My mandalas were cryptograms concerning the state of self which were presented to me anew each day. In them I saw the self - that is, my whole being - actively at work. To be sure, at first I could only dimly understand them; but they seemed to me highly significant, and I guarded them like precious pearls. I had the distinct feeling that they were something central, and in time I acquired through them a living conception of the self. The self, I thought, was like the monad which I am, and which is my world. The mandala represents this monad, and corresponds to the microcosmic nature of the psyche.

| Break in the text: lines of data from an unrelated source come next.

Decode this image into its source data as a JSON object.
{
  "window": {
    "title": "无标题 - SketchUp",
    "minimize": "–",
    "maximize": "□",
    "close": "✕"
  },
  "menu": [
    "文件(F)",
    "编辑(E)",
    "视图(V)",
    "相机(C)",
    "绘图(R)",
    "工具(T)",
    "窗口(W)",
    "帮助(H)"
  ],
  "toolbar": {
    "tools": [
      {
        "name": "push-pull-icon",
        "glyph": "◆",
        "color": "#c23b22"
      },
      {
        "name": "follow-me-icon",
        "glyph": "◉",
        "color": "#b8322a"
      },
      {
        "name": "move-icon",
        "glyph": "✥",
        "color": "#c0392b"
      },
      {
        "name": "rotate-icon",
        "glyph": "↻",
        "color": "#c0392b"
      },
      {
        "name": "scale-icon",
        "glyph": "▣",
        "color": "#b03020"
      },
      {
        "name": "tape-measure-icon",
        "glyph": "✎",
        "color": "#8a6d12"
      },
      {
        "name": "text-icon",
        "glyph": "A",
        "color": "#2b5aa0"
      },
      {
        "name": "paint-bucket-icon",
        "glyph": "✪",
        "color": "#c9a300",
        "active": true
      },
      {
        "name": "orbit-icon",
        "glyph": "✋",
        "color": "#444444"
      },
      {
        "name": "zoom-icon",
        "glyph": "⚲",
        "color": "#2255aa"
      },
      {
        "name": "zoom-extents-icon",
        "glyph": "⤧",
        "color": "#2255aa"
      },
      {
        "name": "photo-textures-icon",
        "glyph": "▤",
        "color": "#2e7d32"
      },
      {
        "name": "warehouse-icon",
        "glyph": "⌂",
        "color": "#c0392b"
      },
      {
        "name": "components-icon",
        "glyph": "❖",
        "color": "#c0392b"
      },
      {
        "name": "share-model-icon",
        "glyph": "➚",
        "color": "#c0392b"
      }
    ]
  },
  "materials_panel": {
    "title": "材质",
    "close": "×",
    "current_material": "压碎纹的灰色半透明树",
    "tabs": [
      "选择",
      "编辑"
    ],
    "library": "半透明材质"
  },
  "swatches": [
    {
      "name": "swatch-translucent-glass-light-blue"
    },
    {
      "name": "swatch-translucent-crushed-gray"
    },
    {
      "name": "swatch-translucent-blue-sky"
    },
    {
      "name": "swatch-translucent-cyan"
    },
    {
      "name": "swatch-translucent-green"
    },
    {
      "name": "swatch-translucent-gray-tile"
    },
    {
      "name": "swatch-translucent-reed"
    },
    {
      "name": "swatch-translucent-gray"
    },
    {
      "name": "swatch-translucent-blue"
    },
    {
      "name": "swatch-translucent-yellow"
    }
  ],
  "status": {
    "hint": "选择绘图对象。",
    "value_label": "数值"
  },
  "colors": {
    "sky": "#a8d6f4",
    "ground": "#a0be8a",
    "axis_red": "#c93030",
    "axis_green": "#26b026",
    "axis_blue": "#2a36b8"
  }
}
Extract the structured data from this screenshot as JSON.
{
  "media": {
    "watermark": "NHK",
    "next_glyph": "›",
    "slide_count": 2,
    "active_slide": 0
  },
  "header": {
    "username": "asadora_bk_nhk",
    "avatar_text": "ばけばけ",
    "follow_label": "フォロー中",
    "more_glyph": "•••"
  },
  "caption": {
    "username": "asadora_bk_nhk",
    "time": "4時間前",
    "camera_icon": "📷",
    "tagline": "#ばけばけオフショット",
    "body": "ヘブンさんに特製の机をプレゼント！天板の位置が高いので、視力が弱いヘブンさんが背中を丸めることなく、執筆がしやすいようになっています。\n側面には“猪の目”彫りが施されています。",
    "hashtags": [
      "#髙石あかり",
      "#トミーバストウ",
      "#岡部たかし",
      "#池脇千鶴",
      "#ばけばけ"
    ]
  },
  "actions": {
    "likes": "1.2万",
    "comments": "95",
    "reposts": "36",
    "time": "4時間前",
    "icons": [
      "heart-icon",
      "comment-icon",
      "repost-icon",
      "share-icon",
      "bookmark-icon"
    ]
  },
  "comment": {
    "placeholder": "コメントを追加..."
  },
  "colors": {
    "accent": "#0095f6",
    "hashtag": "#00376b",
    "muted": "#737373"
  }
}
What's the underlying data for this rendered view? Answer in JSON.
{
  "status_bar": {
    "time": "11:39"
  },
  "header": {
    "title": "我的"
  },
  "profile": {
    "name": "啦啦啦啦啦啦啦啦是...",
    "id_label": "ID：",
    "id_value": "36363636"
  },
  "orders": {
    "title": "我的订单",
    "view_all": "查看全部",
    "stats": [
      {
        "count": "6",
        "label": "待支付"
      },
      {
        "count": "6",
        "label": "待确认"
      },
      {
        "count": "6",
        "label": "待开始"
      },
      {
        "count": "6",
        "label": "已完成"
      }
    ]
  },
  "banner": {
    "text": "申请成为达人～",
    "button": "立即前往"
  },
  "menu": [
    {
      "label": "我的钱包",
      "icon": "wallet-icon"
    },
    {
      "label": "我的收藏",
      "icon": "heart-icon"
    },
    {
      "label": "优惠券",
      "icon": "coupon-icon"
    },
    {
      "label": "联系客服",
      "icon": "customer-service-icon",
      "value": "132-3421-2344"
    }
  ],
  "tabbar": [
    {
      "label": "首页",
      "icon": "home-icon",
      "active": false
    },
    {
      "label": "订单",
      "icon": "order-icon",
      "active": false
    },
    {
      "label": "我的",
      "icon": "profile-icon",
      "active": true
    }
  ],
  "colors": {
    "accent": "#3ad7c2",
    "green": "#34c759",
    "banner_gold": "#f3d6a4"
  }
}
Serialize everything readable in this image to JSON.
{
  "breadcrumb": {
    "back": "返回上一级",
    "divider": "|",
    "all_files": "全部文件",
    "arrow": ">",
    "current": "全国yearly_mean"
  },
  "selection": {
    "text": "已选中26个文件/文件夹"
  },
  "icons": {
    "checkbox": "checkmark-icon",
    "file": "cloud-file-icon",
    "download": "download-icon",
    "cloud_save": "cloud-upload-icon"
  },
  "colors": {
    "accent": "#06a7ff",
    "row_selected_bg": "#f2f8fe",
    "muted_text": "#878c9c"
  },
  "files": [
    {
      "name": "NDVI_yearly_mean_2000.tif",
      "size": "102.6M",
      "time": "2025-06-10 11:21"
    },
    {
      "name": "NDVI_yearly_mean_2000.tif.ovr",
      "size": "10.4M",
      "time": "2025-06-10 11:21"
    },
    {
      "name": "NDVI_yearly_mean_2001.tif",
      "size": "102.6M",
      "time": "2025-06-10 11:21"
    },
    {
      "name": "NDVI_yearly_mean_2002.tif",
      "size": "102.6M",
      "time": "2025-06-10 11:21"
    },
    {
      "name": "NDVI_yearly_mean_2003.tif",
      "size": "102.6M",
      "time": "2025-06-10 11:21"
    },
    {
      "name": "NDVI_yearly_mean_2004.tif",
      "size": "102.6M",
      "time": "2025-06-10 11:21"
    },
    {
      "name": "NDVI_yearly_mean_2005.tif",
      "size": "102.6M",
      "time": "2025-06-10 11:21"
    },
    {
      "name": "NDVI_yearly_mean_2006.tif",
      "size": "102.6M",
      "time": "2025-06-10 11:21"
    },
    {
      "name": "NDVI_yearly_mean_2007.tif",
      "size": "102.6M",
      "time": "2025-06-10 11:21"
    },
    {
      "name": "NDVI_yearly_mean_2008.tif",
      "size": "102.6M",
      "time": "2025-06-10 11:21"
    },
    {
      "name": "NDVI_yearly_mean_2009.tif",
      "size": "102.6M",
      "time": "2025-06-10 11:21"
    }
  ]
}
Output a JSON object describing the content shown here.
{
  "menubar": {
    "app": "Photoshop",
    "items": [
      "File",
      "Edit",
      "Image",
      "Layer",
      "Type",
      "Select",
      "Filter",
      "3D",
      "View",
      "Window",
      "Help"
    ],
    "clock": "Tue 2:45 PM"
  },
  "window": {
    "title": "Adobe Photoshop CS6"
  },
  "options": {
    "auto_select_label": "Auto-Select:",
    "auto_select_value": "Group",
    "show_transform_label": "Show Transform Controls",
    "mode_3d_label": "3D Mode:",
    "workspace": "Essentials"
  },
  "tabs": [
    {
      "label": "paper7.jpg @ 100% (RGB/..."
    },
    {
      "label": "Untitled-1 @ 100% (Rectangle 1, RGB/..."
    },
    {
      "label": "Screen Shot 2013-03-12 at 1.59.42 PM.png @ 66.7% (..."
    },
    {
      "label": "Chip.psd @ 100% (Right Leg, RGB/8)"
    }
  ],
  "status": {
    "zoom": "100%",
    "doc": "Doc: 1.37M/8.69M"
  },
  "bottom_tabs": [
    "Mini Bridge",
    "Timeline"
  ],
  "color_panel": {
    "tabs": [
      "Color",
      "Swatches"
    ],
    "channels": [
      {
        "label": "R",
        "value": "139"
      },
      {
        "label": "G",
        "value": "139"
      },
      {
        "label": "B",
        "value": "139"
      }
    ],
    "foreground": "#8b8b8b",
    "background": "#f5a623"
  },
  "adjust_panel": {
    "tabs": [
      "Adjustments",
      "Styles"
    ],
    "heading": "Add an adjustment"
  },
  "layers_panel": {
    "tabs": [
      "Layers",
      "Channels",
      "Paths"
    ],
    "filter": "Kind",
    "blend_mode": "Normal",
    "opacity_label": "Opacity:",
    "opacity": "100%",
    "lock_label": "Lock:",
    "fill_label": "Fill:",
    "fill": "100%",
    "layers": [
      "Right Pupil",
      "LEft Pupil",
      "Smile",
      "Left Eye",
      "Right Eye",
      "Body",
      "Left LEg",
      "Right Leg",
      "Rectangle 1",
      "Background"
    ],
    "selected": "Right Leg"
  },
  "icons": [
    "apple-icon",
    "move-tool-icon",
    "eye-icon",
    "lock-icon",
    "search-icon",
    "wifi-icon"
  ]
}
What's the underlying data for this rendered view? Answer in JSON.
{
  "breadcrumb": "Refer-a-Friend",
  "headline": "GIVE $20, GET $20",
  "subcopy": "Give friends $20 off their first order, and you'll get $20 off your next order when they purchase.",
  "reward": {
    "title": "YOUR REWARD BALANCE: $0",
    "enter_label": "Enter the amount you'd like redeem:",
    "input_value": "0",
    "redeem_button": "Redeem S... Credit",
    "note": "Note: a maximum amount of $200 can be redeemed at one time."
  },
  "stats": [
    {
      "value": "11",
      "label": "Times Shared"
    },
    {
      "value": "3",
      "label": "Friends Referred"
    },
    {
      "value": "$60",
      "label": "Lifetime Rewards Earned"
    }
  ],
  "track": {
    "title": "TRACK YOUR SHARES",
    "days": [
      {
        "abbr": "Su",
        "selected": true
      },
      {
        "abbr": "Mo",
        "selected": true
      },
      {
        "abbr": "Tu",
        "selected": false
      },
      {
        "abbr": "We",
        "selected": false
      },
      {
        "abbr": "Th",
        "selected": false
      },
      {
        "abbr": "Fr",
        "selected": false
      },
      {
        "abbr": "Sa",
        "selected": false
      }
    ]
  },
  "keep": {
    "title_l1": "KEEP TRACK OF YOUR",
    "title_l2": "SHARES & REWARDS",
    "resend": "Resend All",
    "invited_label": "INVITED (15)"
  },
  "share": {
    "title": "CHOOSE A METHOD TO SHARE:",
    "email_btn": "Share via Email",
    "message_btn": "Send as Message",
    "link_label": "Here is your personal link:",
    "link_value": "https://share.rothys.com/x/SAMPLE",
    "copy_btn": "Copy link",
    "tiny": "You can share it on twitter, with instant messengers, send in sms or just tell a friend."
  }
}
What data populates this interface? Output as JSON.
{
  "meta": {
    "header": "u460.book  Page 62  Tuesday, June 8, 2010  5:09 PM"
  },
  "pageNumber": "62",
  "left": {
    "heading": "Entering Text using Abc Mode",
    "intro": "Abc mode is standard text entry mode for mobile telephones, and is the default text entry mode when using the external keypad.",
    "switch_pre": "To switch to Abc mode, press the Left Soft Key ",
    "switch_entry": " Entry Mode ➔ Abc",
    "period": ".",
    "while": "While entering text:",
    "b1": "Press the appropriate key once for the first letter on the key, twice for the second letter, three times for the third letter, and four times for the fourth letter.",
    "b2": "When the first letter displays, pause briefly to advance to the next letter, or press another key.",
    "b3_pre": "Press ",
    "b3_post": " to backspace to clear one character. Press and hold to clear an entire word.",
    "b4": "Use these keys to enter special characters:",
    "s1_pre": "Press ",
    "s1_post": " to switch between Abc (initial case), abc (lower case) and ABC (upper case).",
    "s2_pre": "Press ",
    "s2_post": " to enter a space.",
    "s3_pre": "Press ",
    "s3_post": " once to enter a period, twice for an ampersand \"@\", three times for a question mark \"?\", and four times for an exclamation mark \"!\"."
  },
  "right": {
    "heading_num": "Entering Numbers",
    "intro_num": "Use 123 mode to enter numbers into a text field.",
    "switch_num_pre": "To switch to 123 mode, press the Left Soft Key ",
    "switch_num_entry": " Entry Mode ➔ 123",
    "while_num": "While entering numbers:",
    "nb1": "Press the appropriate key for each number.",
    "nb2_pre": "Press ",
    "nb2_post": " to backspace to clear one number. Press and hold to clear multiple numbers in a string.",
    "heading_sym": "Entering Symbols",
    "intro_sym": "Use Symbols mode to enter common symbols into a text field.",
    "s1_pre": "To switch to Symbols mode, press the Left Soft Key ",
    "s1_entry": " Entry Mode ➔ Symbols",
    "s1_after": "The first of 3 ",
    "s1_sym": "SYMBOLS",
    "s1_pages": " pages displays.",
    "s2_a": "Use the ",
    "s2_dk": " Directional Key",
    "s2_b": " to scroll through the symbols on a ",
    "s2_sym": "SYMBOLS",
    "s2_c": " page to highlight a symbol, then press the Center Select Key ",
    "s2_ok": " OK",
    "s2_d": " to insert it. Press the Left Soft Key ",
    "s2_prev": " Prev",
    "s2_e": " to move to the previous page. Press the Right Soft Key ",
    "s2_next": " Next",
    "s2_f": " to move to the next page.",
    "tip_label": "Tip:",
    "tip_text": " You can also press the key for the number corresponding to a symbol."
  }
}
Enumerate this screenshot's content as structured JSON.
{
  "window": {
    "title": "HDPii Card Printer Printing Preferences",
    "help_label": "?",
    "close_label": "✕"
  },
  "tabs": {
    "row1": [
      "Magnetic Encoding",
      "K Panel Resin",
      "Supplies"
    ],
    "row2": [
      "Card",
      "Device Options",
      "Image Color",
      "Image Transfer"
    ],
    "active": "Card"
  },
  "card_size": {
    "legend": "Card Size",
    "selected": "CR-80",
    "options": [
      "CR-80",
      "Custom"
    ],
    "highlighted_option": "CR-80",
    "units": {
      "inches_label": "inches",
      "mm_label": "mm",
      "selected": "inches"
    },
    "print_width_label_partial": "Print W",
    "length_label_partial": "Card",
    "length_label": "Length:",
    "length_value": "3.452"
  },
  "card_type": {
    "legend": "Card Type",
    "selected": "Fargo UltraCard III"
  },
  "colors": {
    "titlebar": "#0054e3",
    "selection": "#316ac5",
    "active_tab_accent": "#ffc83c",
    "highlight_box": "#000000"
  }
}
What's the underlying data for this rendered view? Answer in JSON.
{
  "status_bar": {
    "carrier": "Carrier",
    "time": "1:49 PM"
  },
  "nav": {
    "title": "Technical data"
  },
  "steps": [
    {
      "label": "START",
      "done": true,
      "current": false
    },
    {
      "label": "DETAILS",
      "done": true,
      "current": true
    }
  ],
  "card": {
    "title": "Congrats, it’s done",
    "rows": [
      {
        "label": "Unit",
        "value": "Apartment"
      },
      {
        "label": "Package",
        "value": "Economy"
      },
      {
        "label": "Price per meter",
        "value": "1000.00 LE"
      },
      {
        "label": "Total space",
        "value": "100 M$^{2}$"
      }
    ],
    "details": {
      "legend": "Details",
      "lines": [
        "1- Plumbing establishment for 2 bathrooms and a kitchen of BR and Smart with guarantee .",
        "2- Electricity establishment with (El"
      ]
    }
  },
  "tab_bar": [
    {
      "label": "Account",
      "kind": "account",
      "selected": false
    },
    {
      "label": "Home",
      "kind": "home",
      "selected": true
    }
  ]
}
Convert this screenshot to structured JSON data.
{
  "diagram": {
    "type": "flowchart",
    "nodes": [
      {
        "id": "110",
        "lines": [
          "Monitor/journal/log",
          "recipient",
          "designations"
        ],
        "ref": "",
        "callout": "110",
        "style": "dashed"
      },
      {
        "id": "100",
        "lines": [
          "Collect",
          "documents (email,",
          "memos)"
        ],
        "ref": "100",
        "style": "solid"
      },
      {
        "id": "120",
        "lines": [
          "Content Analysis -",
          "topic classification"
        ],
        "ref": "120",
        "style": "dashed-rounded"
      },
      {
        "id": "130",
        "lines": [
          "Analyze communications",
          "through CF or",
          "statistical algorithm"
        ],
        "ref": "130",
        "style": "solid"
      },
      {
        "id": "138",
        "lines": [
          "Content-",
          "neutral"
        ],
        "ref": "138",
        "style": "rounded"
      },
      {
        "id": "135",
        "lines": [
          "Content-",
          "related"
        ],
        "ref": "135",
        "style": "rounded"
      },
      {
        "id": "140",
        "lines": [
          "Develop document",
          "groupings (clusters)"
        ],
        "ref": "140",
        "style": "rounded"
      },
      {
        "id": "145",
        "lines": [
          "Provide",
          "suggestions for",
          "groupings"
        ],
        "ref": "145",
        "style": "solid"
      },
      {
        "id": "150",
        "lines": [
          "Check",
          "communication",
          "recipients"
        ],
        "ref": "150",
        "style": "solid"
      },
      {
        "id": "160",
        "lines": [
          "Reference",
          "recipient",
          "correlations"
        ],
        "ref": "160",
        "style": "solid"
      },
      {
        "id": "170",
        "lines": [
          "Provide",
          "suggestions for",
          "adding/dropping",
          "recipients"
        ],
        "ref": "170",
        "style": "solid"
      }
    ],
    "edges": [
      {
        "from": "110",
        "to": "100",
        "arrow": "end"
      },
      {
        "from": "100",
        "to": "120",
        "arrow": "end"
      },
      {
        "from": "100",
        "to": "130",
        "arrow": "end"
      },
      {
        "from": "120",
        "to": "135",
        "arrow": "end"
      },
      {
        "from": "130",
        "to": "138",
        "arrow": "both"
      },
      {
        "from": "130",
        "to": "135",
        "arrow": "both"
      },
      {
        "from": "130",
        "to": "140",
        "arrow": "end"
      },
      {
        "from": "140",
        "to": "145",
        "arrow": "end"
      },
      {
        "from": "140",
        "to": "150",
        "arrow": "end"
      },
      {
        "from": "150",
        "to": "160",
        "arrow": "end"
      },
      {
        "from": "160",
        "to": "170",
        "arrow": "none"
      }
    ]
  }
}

[...] When I began drawing the mandalas, however, I saw that everything, all the paths I had been following, all the steps I had taken, were leading back to a single point - namely to the mid-point. It became increasingly plain to me that tae mandala is the center. It is the exponent of all paths. It is the path to the center, to individuation. (From Memories, Dreams, Reflections, Vintage Books, 1989, p.196.)